[Web page and app entries]

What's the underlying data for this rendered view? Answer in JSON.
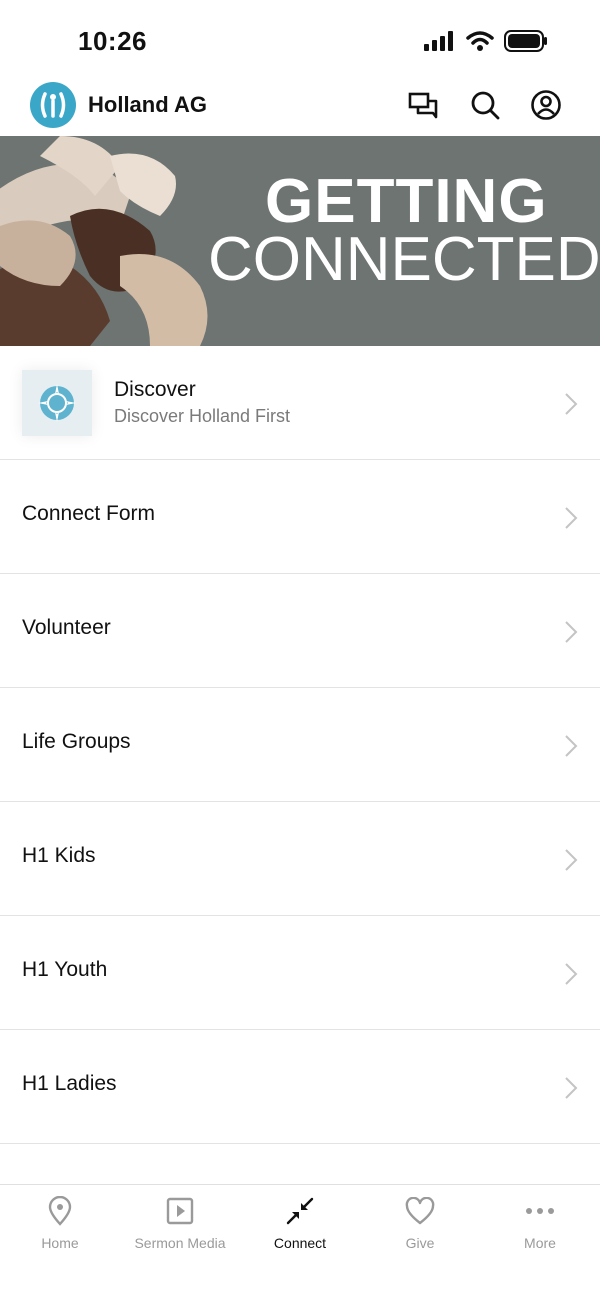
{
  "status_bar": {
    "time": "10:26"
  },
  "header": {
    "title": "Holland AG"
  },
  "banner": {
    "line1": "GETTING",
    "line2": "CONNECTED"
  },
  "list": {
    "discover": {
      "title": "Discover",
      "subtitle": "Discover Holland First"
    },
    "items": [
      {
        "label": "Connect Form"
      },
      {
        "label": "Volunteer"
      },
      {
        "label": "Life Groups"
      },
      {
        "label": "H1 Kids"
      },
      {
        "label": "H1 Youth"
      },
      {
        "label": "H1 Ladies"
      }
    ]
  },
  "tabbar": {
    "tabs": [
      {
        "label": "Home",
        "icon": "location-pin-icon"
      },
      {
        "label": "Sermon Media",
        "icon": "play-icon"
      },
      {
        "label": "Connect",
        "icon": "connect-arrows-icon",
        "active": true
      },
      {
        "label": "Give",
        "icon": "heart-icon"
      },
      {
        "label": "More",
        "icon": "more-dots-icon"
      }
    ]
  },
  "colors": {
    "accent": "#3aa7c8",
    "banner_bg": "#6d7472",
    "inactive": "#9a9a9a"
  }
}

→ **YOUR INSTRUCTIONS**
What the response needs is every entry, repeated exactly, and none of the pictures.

→ **RESULT OF THIS EXERCISE**
What's the underlying data for this rendered view? Answer in JSON.
{
  "status_bar": {
    "time": "10:26"
  },
  "header": {
    "title": "Holland AG"
  },
  "banner": {
    "line1": "GETTING",
    "line2": "CONNECTED"
  },
  "list": {
    "discover": {
      "title": "Discover",
      "subtitle": "Discover Holland First"
    },
    "items": [
      {
        "label": "Connect Form"
      },
      {
        "label": "Volunteer"
      },
      {
        "label": "Life Groups"
      },
      {
        "label": "H1 Kids"
      },
      {
        "label": "H1 Youth"
      },
      {
        "label": "H1 Ladies"
      }
    ]
  },
  "tabbar": {
    "tabs": [
      {
        "label": "Home",
        "icon": "location-pin-icon"
      },
      {
        "label": "Sermon Media",
        "icon": "play-icon"
      },
      {
        "label": "Connect",
        "icon": "connect-arrows-icon",
        "active": true
      },
      {
        "label": "Give",
        "icon": "heart-icon"
      },
      {
        "label": "More",
        "icon": "more-dots-icon"
      }
    ]
  },
  "colors": {
    "accent": "#3aa7c8",
    "banner_bg": "#6d7472",
    "inactive": "#9a9a9a"
  }
}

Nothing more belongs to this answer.